PHILADELPHIA, PA, September 05, 2013 /24-7PressRelease/
-- As a packaging industry professional that played a key role in the development of MRE products for military member consumption, Steve Herlehy
understands the challenge behind providing nutritious meals to soldiers overseas. However, having contributed to MRE innovations, such as the hot water beverage bag, Herlehy has found that there has been much progress over the years in improving the sustenance options that soldiers can access during service.
For example, Steve Herlehy highlights the recent developments in MRE options made by the Combat Feeding Directorate at Natick Soldier Research in Massachusetts. Herlehy points to a recent article
from Fort Hood Sentinel that discusses this progress. The article reveals, "Barbecue shredded beef, vegetarian taco pasta, and seasoned black beans will replace chicken fajitas, vegetable lasagna, refried beans and potato cheddar soup in the 2014 production of Meals, Ready-to-Eat."
Steve Herlehy comments, "While this change and improvement is typical of the Combat Feeding Directorate each year, these new options and replacements stress the progress and innovation that goes into MRE production. Taking a look at the more diverse palate of 2014, it is very clear that MREs have changed and improved a great deal over the years to better satisfy the men and women serving our country."
Fort Hood Sentinel highlights the efforts that go into the MRE production and states, "Each year, the Combat Feeding Directorate goes into the field to test new food items with the warfighters, and get input on existing food items," said Jeanette Kennedy, a senior food technologist at Natick Labs, Mass. "Soldiers also make recommendations for items they would like to see in MREs."
While there are some limitations when it comes to requests for food--such as creating a pizza MRE--Steve Herlehy explains that the processes that goes into MRE production remain impressive. For instance, the article reveals, "MREs are produced through the 'retort process,' which is a thermal processing method which is meant to sterilize food. The food items are sealed into a pouch and heated under pressure to temperatures above 240 degrees. This inactivates the microbes that would cause food spoilage."

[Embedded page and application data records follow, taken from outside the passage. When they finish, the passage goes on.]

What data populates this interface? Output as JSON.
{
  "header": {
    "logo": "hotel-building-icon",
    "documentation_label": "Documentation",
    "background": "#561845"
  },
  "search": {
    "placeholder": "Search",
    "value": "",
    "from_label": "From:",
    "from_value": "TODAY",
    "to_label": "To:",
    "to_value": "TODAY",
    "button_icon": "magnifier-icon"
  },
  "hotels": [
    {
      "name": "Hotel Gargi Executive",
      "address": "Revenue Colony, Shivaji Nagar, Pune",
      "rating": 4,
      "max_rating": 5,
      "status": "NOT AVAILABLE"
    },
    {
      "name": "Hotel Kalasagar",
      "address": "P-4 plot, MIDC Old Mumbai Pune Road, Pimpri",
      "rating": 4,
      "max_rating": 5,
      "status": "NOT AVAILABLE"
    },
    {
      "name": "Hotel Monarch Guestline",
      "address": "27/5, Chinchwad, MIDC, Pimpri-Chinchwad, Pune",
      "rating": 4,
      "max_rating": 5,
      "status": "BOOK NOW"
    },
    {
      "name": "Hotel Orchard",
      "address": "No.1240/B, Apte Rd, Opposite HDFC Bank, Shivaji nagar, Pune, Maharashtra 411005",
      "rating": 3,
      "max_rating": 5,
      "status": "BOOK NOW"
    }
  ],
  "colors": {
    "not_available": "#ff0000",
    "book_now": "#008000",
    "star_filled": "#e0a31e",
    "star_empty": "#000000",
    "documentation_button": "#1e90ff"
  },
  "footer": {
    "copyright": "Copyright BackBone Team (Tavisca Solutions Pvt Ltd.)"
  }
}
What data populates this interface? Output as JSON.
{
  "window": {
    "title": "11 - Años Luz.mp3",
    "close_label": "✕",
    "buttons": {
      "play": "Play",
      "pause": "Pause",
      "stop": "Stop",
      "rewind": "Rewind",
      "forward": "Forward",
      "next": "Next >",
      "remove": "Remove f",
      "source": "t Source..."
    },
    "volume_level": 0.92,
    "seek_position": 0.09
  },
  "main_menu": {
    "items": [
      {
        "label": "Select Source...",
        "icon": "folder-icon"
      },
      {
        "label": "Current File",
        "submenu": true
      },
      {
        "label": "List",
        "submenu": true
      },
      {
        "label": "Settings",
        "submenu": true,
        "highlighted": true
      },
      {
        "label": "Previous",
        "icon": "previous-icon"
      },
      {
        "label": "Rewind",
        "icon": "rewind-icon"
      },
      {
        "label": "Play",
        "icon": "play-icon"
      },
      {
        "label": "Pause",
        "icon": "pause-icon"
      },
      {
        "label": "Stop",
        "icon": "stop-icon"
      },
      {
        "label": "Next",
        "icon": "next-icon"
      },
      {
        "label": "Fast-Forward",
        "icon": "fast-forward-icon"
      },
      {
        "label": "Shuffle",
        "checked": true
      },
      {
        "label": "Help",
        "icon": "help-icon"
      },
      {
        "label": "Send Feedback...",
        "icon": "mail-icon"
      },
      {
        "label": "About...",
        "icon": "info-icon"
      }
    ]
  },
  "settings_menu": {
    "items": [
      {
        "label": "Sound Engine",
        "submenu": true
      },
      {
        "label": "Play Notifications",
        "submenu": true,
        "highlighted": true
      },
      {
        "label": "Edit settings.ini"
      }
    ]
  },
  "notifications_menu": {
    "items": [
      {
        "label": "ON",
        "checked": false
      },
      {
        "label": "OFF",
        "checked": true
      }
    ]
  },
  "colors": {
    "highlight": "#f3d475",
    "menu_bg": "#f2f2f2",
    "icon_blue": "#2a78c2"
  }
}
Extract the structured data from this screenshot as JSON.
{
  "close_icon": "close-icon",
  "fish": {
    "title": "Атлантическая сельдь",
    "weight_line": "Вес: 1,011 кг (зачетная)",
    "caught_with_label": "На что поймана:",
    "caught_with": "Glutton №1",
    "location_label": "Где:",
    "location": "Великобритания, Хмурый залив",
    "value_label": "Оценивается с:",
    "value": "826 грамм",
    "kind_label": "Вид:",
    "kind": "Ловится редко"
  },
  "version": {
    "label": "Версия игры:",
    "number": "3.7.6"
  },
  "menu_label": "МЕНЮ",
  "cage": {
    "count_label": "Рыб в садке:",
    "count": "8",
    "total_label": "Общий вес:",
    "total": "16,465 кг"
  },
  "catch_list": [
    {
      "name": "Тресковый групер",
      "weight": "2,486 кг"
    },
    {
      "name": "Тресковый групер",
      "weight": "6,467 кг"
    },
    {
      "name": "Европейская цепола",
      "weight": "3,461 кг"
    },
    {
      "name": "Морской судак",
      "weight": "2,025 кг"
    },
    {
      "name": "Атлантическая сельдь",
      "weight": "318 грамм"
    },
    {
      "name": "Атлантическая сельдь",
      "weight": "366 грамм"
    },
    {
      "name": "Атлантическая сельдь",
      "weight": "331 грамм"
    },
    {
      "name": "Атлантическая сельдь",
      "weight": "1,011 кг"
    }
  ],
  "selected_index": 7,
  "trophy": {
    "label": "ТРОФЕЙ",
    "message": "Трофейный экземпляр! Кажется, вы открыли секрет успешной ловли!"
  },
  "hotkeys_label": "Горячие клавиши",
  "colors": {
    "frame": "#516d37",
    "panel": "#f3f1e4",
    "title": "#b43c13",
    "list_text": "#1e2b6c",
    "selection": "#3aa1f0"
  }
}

Herlehy also notes that the prospect of the MRE of the near future also bodes well for Natick and the soldiers they serve. Jeanette Kennedy tells the Fort Hood Sentinel, "Natick Soldier Research is currently researching non-thermal, low-thermal and advanced-thermal processes that are less detrimental to the food as compared to the retort process. Entrees prepared using these methods will taste as though freshly prepared."
"It truly is exciting how the packaging and preparation processes are rapidly advancing. I look forward to how MREs will progress in the upcoming years," Steve Herlehy.
is an account executive that works in the plastic packaging industry. His company offers revolutionary packaging solutions that are used by food, pharmaceutical, shrink label, and industrial businesses. One of his greatest contributions includes assisting with the development of high quality packaging for NASA's dehydrated foods. Not only that, he also was instrumental in the development of "Meals Ready to Eat" packaging for military personnel. Steve is an avid philanthropist who provides financial support to Lifetime Assistance, an organization that aids senior citizens. He is also an active member of the Institute of Packaging Professionals.